### [SOURCE MATERIAL]
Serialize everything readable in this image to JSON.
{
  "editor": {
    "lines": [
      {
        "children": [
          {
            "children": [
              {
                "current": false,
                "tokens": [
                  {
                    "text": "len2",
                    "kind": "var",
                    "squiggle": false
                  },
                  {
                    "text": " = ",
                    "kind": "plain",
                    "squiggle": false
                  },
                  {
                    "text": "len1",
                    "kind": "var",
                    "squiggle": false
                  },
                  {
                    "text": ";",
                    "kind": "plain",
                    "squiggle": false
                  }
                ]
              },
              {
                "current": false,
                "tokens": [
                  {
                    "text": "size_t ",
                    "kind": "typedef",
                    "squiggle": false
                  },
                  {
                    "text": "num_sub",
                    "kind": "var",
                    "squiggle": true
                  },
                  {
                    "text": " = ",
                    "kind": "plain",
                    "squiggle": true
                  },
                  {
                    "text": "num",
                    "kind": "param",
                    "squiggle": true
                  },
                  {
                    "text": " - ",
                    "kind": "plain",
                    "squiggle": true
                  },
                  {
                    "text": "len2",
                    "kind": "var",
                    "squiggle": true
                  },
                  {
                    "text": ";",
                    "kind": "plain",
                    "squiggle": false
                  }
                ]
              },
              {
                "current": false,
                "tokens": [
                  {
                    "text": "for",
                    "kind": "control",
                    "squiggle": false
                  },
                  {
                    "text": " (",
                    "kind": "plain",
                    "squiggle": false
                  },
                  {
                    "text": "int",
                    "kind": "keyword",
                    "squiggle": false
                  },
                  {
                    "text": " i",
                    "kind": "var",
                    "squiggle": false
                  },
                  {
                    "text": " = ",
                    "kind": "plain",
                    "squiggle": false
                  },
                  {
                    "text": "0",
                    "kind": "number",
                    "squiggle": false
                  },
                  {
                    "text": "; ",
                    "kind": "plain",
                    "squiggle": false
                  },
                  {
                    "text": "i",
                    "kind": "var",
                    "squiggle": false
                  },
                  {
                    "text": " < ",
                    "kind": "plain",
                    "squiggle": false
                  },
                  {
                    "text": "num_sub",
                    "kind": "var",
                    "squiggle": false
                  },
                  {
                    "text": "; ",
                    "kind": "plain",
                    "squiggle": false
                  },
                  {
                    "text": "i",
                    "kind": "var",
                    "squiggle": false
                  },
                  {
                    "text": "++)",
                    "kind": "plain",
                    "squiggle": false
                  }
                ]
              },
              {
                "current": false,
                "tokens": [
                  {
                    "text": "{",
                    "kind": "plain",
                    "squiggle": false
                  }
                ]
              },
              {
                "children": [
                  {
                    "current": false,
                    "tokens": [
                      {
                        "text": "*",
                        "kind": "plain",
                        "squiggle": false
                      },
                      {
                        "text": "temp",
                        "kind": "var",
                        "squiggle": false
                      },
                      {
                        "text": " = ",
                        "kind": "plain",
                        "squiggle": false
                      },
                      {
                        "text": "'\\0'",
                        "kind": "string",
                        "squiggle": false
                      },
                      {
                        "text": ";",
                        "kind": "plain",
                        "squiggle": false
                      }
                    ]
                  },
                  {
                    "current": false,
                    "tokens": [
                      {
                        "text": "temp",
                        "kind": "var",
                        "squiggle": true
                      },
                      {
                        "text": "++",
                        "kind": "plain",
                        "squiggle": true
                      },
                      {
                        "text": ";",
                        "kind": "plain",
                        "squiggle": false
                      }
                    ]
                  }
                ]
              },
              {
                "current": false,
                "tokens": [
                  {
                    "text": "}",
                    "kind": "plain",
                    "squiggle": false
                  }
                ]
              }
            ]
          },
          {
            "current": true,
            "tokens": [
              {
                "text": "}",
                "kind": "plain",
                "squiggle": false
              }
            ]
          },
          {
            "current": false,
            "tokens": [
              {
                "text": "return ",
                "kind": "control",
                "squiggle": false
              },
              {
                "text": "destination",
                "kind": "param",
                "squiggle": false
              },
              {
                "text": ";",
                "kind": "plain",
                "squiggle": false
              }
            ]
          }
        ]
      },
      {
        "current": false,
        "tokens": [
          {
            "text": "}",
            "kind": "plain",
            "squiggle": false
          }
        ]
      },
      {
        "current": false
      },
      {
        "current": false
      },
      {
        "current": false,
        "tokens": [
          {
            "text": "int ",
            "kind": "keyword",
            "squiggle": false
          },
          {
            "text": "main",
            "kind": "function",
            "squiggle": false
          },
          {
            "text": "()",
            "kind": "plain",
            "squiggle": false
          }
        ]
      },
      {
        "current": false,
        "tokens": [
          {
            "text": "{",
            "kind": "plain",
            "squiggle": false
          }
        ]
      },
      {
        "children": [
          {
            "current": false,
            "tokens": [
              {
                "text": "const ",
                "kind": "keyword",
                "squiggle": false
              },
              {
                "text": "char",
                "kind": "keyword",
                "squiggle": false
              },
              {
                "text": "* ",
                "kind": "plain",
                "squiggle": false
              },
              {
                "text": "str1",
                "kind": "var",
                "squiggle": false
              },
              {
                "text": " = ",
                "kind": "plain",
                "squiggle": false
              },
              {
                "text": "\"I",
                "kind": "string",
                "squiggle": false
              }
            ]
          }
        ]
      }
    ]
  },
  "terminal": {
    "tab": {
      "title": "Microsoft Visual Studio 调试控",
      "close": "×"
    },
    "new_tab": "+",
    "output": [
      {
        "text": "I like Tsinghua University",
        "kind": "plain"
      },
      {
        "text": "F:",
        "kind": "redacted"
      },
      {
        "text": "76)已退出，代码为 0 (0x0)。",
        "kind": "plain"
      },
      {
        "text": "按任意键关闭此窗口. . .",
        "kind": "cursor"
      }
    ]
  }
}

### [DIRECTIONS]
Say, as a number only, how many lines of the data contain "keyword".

### [RESPONSE TO THE TASK]
4